WHAT YOU WILL DO: Search term "this": copy each line of the data containing it.

Records from a collection
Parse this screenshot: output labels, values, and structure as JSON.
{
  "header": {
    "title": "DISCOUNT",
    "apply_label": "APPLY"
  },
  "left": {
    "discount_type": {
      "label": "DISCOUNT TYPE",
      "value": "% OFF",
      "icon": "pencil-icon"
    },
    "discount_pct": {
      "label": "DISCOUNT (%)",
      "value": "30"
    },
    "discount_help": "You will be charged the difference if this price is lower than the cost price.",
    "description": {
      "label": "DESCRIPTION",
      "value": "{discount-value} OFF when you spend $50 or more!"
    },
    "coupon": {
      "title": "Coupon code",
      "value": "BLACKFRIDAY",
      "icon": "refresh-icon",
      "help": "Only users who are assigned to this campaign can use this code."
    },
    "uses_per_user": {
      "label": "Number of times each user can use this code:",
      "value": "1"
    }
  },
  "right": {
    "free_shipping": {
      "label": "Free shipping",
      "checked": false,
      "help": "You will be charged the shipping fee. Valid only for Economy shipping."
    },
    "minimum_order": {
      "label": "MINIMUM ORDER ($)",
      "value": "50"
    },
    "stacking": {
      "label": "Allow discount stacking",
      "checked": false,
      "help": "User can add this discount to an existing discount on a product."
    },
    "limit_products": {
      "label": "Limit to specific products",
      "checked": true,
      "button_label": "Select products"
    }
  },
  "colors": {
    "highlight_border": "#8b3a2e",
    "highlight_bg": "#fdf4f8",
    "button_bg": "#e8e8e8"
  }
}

RESPONSE AREA:
Parse this screenshot: output labels, values, and structure as JSON.
    "discount_help": "You will be charged the difference if this price is lower than the cost price.",
      "help": "Only users who are assigned to this campaign can use this code."
      "label": "Number of times each user can use this code:",
      "help": "User can add this discount to an existing discount on a product."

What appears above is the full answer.